These warming events in the stratosphere have been documented for some time. They have been responsible when combined with other global climate oscillations to create major cold air outbreaks in lower latitudes. The easy part is the recognition that they are occurring. The hard part is forecasting where the cold air will go and for how long. Sometimes the polar vortex will break into two parts or just be offset further south. Then like water falling on the top of a ball you don’t always know which way the water will flow off the ball. Since the Earth is just a big ball the cold air is hard to predict where it will fall south from these events.
Currently the bulk of the cold air is in Russia but some is still in place over Canada. Siberia and Northern China are having the coldest winter in decades.
Top of the World:
Asia & Siberia:
It’s always hard to repeat the exact pattern but there have been crazy reversals of mild weather to the deep freeze due to these events.
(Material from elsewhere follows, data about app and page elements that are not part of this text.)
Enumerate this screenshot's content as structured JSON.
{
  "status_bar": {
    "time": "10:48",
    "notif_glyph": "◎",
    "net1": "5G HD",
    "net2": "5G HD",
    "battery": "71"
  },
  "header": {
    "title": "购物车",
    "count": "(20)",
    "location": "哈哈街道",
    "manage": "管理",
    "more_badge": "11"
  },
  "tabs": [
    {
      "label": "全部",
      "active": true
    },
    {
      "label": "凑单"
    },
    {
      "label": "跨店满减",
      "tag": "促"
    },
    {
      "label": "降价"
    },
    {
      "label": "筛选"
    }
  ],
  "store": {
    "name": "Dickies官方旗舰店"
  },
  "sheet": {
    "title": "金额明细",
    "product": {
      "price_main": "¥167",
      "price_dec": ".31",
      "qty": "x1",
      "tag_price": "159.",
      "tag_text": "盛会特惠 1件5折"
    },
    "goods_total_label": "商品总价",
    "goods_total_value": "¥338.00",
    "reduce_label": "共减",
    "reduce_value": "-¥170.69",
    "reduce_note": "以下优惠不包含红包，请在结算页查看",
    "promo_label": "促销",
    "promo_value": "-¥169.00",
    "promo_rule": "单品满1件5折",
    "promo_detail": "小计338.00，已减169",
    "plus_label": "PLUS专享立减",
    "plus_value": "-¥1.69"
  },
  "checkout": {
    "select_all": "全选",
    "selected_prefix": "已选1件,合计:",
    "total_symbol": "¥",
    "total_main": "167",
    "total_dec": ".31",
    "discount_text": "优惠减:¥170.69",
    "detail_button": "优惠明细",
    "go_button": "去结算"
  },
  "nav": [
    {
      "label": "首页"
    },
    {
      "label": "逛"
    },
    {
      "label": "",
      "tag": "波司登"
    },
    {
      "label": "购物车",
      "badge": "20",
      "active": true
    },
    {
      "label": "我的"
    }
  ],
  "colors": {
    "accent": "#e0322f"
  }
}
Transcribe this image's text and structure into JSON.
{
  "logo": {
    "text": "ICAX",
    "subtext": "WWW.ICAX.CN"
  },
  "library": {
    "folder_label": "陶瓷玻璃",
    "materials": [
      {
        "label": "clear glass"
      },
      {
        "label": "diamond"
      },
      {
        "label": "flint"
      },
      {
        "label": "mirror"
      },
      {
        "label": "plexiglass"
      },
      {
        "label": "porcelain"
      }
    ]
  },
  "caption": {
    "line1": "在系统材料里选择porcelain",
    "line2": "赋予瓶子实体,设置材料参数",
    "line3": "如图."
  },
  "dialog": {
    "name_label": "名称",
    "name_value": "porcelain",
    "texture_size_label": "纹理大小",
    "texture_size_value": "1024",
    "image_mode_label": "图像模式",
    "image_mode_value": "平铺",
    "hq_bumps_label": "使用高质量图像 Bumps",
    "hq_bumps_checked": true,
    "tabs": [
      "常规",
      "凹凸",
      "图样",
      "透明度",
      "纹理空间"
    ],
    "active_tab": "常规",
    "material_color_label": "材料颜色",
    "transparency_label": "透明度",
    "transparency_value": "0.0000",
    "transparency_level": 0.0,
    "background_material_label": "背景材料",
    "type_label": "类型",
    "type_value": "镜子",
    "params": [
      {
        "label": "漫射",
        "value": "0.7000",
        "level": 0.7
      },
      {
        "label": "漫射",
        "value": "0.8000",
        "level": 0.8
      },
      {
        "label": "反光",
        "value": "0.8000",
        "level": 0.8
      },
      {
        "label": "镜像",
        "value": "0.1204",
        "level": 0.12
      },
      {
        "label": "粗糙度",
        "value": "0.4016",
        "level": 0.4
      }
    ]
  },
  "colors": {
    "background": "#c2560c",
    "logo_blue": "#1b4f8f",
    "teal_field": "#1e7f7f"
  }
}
One such event is the Arctic Outbreak of 1985. That late January 1985 All-time state records were set in North Carolina -34°, South Carolina -19° and Virginia -30°. In Charlotte on January 21st, 1985 we had a high temperature of 24° and an all-time record low of -5°. What’s so crazy about this outbreak is that the preceding December was extremely warm in the same areas that got blasted in late January.
Then this happened late in January:
The cause was a Sudden Stratospheric Warming event not too different from the current one that just started. In 1985 the SSW event occurred on Jan 3rd but the cold didn’t arrive in the U.S. until 2 weeks later.
Like I mentioned before I know someone is going to get the deep freeze the question is exactly where. I don’t think we will see anything like 1985 but even a glancing blow could really be a shock to our system after the mild start to winter. The long-range models are starting to come around to this developing event. The modeling and guidance we use usually has a tough time accounting for such events until they start to unfold. The ECMWF and the GFS models are both picking up on the cold returning. Here’s a look at the progression of the cold air from the GFS model. The following maps are the temperature anomalies which is the departure from normal temperatures. This is always a better gauge of the pattern than any specific temperatures. I would still caution though this is just a model and not a forecast.
There are many variable to look at among the SSW event but based on this the shifting of other indices like the Arctic Oscillation, North Atlantic Oscillation, PNA & MJO. Signs point to a big cool down for the end of the January into February. It maybe one good blast then done or it could establish a very cold end to the winter. Time will tell for sure but after near 70° this weekend it going to be a major cool down by the end of next week. Stay tuned!